DATASET ENTRIES section start

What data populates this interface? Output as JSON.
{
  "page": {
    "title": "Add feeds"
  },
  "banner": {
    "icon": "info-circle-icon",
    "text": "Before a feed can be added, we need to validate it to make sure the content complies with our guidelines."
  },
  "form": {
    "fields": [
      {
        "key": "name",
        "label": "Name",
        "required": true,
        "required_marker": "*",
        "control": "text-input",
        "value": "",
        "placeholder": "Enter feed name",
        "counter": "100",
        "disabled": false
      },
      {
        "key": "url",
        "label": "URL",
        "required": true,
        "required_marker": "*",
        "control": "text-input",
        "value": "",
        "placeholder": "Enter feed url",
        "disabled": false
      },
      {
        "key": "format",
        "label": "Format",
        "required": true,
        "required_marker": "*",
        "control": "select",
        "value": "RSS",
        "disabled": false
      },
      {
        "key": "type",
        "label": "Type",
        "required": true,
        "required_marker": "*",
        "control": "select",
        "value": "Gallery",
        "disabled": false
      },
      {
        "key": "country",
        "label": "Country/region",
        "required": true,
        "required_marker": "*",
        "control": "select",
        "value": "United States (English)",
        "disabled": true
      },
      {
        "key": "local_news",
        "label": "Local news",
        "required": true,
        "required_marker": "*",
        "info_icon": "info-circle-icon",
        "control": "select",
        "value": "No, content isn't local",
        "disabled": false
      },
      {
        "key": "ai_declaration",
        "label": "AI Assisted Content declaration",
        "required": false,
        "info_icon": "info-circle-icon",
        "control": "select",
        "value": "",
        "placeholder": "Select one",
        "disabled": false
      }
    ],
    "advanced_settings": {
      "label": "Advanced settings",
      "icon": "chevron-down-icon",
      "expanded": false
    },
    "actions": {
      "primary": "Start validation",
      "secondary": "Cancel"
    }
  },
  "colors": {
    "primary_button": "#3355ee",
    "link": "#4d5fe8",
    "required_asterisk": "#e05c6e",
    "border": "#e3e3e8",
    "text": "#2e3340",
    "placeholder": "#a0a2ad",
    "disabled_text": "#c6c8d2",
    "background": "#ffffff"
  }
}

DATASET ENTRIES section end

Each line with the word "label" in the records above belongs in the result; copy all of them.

        "label": "Name",
        "label": "URL",
        "label": "Format",
        "label": "Type",
        "label": "Country/region",
        "label": "Local news",
        "label": "AI Assisted Content declaration",
      "label": "Advanced settings",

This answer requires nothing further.